#### Required action:
Search the entries for the word "desc". Copy every line that holds it.

(Data about app and page elements)
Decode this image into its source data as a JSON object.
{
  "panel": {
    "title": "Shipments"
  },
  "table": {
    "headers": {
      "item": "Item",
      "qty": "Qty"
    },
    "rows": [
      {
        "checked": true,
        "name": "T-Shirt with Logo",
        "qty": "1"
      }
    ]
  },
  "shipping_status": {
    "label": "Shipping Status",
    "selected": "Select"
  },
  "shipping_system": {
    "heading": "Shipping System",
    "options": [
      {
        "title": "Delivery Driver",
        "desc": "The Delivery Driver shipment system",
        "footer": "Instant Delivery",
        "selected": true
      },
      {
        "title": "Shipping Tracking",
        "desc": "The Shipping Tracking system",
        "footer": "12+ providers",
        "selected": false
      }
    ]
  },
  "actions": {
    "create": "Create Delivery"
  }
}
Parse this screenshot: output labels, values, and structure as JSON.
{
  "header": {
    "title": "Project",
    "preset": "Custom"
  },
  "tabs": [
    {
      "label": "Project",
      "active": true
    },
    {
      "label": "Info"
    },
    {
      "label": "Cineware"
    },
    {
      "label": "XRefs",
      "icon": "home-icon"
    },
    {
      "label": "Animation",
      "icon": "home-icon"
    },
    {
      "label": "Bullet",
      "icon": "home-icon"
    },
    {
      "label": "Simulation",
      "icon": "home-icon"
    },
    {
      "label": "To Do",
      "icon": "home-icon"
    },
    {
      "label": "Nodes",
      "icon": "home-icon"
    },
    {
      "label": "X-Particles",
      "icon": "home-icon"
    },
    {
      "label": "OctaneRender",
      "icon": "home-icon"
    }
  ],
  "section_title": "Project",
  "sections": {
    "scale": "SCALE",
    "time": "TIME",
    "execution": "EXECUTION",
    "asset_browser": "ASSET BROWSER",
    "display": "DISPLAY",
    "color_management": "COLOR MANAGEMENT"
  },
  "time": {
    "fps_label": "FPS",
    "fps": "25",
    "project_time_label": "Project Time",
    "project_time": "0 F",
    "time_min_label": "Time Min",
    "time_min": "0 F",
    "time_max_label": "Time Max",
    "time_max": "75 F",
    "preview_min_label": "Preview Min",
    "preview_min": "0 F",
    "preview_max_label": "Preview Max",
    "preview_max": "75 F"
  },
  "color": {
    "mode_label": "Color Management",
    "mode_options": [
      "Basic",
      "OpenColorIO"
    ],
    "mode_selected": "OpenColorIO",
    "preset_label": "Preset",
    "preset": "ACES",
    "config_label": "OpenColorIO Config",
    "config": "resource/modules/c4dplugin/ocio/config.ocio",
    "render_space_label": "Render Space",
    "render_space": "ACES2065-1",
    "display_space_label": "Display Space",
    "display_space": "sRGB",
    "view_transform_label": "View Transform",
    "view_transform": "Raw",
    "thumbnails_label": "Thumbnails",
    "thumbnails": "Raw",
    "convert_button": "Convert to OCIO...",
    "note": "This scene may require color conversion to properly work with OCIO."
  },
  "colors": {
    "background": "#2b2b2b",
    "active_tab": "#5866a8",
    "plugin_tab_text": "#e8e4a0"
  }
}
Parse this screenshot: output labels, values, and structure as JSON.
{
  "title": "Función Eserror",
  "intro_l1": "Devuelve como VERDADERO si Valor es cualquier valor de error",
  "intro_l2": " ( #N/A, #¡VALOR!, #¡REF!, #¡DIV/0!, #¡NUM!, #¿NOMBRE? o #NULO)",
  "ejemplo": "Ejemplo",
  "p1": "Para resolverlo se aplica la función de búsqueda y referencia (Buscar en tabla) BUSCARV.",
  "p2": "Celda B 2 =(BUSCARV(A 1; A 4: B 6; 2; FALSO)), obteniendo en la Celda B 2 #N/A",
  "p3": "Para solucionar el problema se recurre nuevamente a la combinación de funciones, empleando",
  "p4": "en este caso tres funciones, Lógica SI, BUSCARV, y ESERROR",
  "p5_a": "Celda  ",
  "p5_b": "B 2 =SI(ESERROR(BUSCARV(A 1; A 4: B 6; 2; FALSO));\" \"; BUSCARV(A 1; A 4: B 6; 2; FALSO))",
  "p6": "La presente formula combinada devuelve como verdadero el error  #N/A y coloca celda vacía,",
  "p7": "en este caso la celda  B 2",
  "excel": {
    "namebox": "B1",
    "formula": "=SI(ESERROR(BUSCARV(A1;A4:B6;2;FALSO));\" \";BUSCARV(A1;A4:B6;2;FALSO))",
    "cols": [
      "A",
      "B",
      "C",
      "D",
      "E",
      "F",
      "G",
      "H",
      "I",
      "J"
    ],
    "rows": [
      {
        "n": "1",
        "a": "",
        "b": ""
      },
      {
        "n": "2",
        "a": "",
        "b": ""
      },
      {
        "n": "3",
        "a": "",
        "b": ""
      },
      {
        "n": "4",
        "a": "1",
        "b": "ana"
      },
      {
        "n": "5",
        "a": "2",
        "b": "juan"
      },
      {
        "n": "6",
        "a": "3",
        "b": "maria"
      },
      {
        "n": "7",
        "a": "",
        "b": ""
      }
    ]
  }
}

#### Exercise response:
        "desc": "The Delivery Driver shipment system",
        "desc": "The Shipping Tracking system",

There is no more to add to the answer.